Mattis was appointed by Donald J Trump who had been a Vietnam War Era draft dodger. They always seemed an odd pair.

Marshall and Mattis are just not in the same league.

Are you for it or against it, Big Red Car?

I am against the appointment of former generals to the position of Secretary of Defense — not just for seven year, forever — for the following reasons:

 1. Civilian control of the military is a damn good idea and a principle we should compromise upon only in the rarest of situations. When you are a hammer, every problem looks like a nail.

Retired military officers have a propensity to see every problem as requiring a military solution. The Trump admin did not start a single war in its four years.

 2. When we have done it in the past, it was done to acquire an extraordinary talent in the instance of General Marshall and a truly mediocre talent in the case of General Mattis.

 3. A former general is very limited in his view of the military, limited to his knowledge of his branch, with limited knowledge of the other branches (Army, Navy, Air Force, Space Force, Marines, Coast Guard), limited knowledge of the nuclear force, and limited knowledge of cyber warfare. This is a quality assessment.

Compare General of the Armies Marshall to General Mattis — Mattis could not hold Marshall’s jock when it came to world experience.

 4. Generals are petty and sensitive when it comes to discussing matters of importance; note Mattis’ childish temper tantrum when he resigned because the POTUS did not take his advice as it related to Syria and the American troop pullout.

Worse, it turned out President Trump was correct.

 5. General Mattis was fired by the Obama admin for what they described as his tendency to project military solutions onto every problem. Other less critical observers may suggest he was not a team player and wanted the Obama admin to consider more long term implications of their actions. Regardless of which version strikes your fancy, Mattis ended up fired as CentCom commander.

 6. President Trump and Secretary Mattis famously disagreed as to the wisdom of the US pulling its troops out from Syria. This was a fairly small potatoes move by the US, but Mattis insisted that such a move, even at the tactical level, was of such portent that he felt compelled to resign. Prima donna?

This is one of my big beefs with military officers in the position of Secretary of Defense — they take things very personally, are micro managers, and don’t see the view from the top of the mountain as a President must.

Mattis’ actions were petty, small minded, and, as events would indicate, wrong.
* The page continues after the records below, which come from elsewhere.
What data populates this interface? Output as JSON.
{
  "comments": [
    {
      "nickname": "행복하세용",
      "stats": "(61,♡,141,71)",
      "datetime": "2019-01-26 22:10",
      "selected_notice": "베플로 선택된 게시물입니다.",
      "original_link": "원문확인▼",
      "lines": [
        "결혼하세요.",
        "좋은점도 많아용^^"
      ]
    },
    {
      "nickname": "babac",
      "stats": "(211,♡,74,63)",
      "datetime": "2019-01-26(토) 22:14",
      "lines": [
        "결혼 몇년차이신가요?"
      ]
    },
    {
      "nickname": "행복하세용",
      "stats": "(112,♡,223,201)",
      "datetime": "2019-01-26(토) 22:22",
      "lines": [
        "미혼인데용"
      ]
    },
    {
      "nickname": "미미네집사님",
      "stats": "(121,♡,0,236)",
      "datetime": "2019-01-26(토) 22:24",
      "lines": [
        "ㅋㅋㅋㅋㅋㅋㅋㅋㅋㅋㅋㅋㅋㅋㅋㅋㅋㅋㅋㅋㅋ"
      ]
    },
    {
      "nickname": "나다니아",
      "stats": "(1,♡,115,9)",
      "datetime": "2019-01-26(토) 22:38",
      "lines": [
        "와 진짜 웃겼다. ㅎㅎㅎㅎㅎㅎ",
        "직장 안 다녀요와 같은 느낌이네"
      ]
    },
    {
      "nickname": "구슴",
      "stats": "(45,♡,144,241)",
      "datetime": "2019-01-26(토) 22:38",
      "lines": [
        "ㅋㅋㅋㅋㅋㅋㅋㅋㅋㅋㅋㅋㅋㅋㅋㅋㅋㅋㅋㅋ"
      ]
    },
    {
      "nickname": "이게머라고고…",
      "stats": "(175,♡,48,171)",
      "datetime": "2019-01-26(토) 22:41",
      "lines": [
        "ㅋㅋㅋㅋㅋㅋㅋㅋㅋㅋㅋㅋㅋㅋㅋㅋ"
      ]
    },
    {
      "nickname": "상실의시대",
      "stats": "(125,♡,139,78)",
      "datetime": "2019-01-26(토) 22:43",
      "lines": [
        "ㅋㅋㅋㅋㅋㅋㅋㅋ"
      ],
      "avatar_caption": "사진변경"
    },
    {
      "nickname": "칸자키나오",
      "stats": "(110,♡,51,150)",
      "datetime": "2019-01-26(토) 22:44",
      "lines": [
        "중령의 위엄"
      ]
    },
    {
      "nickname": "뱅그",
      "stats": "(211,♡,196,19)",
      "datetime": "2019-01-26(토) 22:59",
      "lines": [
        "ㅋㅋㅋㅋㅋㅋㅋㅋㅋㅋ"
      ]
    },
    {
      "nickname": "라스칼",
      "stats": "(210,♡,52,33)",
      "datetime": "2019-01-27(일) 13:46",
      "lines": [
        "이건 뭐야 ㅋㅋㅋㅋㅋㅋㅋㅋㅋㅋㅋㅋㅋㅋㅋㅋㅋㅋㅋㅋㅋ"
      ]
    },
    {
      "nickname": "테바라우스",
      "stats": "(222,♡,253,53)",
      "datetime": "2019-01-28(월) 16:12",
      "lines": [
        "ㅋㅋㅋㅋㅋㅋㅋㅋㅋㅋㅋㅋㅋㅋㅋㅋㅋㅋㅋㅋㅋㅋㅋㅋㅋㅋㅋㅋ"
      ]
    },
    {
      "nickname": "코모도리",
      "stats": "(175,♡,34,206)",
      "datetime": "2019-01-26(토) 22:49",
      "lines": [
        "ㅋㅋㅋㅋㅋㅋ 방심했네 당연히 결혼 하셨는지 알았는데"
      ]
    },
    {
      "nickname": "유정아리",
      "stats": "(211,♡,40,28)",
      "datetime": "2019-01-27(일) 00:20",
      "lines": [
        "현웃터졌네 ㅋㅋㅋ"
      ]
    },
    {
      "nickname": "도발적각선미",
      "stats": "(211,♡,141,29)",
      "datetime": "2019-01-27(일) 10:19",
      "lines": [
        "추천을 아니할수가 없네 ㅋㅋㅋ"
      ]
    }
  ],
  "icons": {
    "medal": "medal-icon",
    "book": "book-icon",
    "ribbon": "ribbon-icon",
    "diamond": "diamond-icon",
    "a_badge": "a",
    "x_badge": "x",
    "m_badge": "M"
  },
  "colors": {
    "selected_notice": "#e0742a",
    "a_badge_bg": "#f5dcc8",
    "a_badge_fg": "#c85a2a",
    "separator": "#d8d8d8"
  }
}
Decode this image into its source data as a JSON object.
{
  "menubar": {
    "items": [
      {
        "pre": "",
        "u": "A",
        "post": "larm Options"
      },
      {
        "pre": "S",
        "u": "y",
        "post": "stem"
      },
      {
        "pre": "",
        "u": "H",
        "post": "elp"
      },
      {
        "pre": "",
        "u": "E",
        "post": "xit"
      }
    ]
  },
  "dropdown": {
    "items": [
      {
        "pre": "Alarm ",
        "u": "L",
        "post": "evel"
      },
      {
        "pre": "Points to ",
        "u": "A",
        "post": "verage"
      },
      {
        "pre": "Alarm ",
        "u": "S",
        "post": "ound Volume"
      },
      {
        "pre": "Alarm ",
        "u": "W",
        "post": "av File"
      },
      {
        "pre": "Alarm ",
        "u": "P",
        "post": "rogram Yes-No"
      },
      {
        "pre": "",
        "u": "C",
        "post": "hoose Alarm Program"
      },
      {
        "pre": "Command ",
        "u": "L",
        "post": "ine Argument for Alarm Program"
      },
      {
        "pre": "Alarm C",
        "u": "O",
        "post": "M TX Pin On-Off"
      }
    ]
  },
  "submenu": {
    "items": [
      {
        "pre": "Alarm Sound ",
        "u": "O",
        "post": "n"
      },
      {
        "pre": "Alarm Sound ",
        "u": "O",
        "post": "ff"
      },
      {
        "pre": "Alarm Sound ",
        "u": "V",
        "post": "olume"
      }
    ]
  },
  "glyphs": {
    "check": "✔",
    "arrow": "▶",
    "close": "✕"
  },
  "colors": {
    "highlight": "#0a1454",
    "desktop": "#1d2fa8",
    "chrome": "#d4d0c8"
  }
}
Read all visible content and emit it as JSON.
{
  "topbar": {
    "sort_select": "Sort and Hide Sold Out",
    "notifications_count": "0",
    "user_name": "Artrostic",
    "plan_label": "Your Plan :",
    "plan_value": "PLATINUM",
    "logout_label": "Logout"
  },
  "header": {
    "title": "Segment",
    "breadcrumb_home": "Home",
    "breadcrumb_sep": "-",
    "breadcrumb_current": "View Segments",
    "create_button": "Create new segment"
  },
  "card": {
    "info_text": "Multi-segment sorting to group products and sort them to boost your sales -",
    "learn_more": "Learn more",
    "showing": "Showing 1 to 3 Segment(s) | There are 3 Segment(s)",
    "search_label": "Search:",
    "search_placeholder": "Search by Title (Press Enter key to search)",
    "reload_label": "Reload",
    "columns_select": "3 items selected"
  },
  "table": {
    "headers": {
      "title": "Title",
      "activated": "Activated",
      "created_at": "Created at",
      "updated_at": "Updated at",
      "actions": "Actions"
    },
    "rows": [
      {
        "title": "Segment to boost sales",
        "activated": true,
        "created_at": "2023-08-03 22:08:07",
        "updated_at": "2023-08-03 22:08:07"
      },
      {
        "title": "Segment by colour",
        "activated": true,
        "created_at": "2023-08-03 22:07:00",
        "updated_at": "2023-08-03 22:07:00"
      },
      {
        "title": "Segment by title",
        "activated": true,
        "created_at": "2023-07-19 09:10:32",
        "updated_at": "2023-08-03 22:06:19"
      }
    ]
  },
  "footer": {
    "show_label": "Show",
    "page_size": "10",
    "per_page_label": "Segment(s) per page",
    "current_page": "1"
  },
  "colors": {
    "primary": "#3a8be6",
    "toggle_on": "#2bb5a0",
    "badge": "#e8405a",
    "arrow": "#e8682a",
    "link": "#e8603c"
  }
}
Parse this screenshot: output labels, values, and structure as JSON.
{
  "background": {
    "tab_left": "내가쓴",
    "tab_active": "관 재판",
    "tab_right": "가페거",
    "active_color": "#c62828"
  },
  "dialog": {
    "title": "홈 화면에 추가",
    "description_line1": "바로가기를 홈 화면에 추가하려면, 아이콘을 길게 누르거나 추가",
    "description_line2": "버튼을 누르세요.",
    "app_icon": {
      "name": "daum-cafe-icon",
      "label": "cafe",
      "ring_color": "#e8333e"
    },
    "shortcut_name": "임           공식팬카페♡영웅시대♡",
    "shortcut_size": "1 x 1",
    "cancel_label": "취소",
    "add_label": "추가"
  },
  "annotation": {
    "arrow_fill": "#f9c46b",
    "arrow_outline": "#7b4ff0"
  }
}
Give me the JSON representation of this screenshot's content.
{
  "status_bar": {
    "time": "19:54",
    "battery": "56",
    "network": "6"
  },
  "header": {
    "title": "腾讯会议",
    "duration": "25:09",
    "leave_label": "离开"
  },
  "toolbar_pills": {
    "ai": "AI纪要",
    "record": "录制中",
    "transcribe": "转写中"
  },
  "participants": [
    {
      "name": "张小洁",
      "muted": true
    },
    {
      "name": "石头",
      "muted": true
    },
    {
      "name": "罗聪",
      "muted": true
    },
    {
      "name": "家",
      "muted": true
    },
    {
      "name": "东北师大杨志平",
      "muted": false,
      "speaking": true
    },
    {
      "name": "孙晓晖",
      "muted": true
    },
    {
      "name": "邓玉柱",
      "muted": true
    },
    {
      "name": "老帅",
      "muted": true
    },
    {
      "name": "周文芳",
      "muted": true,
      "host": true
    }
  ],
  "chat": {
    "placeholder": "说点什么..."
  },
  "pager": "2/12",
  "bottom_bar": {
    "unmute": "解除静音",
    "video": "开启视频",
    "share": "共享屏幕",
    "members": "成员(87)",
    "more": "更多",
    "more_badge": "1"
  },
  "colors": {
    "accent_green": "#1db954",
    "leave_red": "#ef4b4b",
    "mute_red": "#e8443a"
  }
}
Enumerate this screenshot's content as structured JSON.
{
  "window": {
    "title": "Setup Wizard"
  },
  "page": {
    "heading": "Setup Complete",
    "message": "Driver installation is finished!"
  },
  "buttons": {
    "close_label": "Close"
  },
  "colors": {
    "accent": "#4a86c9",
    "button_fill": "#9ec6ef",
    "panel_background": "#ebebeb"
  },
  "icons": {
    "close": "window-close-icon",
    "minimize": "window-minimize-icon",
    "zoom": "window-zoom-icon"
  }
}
Why is this important, Big Red Car?

The reason this is important is because President Biden has nominated a former Army general, Lloyd Austin, to be his Secretary of Defense. I think it is a bad idea based solely on the necessity for him to receive a waiver of the seven year rule.

I also am not overwhelmed with Lloyd Austin as a general.

He is a West Pointer who commanded CentCom some time after Mattis. He was an 18th Airborne Corps commander which is the top tactical command in the regular Army. Bravo.

I am particularly skeptical of the general officer corps of the time period in which he served in that they were unable to find a strategy to beat the Taliban when we had a huge troop numerical advantage, complete mastery of the skies, an enormous advantage in firepower, smothering intel advantage, but, somehow, we couldn’t beat this third world light infantry that had no officer or NCO corps.

The job of our generals is to win our wars. 

I listened to his confirmation hearings and he is a “woke” general concerned about things like equal opportunities for transgender troops. This is a problem fairly far down the “To Do Tasklist” from “win our wars.” Plus, why the Hell didn’t he solve those problems when he was in the damn Army? Come on, man.

The military as a petri dish concept was buried at the end of the Obama admin and should stay buried.

[Note: As a general proposition, a President should be able to name the Cabinet he wants. Special scrutiny should be given to State, Defense, and Treasury, but in general, a President should get who he wants.]

But, hey, what the Hell do I know anyway? I’m just a Big Red Car.